Hydrozoa: Hydrocorals
Body Form: The hydroid body is a 'polyp' - a tubular body with tentacles attached around an opening at one end that serves as the mouth. Stinging cells called nematocysts are used to paralyze and catch prey. The body wall is thin and lacks signficant mesoglea - the fluid between the inner and outer body wall. Their gut lacks the infolding of other Cnidarian body forms.
Natural History: The hydrozoans include hydras, fire corals, lace corals, and the famous floating Portuguese Man o' War (Physalia physalis) . The fire corals are one of the few non-stony corals that significantly contribute to reef-building. The hydrozoans include both solitary and colonial forms. They reproduce sexually or asexually.

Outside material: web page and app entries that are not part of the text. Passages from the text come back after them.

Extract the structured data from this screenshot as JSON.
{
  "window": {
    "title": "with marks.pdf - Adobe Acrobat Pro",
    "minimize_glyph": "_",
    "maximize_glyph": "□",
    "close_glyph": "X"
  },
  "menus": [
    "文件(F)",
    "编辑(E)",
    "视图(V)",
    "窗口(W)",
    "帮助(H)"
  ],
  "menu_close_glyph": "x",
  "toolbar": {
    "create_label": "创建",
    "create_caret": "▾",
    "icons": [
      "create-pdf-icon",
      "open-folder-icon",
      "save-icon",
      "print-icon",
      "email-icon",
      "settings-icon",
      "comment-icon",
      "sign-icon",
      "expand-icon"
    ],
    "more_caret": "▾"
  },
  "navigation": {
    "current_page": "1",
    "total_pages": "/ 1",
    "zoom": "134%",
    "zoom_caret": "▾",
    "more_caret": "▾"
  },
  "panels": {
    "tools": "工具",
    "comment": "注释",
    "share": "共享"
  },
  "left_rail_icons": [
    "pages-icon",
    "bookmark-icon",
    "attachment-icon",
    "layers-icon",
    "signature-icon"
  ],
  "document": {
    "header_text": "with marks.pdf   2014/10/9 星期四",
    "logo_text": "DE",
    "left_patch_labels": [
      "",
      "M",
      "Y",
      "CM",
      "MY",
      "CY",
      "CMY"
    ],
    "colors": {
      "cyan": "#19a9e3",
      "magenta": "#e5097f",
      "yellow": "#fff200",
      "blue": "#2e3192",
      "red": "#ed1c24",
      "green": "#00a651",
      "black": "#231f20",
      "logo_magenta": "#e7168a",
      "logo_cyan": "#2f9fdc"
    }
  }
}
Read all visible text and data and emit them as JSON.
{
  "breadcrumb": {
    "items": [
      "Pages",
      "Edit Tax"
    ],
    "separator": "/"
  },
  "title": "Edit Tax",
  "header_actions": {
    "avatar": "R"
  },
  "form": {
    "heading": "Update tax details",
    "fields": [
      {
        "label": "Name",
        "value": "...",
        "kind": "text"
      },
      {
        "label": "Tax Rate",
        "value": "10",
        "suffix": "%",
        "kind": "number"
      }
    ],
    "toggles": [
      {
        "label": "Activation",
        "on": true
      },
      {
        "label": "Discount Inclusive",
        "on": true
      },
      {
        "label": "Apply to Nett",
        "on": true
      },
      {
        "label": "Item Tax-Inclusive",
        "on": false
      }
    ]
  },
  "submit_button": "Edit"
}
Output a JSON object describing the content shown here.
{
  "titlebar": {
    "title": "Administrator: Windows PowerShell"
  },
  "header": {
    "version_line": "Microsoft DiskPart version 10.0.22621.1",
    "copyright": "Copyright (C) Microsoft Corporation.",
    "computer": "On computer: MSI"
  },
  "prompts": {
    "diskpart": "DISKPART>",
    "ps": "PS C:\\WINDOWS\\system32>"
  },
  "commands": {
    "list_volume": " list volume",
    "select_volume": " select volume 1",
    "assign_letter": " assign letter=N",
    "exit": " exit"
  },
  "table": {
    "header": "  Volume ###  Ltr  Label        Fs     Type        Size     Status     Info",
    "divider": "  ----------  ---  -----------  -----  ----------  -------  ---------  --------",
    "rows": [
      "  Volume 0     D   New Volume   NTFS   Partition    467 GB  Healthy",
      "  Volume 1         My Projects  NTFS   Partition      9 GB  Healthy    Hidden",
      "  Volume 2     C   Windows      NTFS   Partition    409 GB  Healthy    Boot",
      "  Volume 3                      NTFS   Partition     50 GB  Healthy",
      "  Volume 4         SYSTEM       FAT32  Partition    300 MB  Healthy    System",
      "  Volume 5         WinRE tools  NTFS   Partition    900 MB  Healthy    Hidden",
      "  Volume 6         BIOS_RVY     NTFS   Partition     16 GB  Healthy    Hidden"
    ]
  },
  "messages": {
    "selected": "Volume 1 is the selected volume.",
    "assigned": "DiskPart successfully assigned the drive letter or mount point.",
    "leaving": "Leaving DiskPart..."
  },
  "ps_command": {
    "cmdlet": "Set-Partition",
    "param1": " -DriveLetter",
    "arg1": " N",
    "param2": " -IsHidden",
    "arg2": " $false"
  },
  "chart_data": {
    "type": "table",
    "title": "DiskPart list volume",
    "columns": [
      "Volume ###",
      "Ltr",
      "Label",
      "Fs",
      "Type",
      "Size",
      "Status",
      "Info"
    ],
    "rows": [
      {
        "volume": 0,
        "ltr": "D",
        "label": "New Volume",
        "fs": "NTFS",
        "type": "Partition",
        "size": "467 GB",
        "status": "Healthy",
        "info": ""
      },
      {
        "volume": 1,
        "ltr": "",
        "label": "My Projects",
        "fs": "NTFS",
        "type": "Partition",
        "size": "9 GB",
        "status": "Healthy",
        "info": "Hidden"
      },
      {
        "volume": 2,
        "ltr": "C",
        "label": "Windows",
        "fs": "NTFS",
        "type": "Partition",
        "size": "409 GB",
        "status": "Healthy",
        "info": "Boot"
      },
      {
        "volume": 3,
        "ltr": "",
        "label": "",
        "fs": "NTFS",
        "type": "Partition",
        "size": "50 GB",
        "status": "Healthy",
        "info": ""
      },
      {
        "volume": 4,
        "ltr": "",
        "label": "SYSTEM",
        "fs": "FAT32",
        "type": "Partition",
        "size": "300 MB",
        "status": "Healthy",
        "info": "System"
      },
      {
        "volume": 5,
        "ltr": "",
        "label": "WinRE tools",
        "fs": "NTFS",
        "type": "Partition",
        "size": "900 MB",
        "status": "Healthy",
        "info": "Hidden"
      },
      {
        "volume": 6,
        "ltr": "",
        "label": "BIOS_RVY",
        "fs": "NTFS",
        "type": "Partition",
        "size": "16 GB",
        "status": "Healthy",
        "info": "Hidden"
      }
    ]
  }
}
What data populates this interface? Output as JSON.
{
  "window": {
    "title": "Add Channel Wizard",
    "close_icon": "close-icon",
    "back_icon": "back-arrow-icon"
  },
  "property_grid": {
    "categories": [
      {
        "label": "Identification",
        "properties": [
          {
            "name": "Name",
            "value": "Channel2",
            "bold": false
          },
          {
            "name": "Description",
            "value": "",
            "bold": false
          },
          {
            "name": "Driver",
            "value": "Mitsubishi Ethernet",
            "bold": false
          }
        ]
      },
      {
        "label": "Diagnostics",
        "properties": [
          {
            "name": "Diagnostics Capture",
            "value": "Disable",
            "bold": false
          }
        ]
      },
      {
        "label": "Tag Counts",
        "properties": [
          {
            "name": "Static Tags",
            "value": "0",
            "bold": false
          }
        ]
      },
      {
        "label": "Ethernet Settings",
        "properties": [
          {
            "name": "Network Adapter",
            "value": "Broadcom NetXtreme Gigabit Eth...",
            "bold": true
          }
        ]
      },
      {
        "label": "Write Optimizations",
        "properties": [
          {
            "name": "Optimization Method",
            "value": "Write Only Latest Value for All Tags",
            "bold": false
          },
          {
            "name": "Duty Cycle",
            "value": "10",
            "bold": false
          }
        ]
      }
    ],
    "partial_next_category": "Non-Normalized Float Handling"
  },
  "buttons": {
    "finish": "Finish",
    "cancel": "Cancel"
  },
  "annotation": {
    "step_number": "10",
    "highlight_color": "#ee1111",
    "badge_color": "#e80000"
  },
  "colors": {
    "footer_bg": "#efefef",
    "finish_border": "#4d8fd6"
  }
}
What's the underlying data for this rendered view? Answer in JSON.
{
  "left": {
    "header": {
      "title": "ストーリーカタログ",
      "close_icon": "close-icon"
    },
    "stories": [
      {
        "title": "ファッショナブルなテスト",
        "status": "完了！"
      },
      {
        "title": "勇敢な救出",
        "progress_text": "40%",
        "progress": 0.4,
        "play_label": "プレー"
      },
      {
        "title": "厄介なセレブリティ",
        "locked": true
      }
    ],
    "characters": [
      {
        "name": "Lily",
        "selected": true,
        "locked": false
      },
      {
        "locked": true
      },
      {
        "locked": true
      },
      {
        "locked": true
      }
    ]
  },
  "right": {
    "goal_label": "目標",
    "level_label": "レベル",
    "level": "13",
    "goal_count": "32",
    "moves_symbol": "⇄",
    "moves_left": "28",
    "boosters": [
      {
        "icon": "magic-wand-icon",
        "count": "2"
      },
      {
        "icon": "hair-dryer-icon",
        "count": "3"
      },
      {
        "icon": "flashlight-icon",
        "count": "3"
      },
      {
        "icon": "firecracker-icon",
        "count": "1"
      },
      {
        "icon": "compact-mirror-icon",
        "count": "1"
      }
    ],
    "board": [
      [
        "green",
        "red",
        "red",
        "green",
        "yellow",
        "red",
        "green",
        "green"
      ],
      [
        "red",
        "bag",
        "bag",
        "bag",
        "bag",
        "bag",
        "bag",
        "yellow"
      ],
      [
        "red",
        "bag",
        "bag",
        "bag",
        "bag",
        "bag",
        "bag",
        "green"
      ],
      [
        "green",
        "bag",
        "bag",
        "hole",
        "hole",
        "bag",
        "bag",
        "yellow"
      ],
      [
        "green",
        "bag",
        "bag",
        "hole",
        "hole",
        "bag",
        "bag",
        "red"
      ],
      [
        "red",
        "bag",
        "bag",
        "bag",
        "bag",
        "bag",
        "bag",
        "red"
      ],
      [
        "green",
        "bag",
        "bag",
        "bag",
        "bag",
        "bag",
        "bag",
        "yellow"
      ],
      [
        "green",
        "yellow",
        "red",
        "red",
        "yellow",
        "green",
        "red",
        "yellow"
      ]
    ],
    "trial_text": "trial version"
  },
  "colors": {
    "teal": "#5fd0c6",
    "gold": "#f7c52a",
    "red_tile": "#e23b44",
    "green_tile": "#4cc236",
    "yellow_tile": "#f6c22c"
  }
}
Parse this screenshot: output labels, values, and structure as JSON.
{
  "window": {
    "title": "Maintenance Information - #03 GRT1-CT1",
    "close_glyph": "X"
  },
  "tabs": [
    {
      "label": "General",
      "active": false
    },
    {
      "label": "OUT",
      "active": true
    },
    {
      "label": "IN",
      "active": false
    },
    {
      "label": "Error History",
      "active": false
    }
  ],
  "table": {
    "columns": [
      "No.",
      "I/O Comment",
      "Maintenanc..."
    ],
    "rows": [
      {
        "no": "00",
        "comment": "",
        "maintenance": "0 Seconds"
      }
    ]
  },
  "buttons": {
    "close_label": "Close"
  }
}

Sexual reproduction involves a free-swimming medusa stage that migrates to new areas, dispersing offspring away from parents. Some hydrozoans deliver very potent stings. All species are predatory and sting small fish, crustaceans, or other planktonic form. The sting paralyzes the prey, which is then drawn into the gut and digested. Some hydrocorals use zooxanthellae (Millepora) to supply well over half of their food needs, gaining the remainder from microplankton in the water. Other genera ( Distichopora, Stylaster) are nonphotosynthetic and supply their entire nutrition from microplankton. The fire corals are largely extinct and represented by only one family the Milleporidae. The Millepora often appear fuzzy because their numerous small tentacles cover their skeleton. They produce a potent proteinaceous toxin that is painful, hence the name "fire" coral. They are more closely related to hydroids and anemones than other corals. They prefer high current and light and use light for photosynthesis.
Lace Corals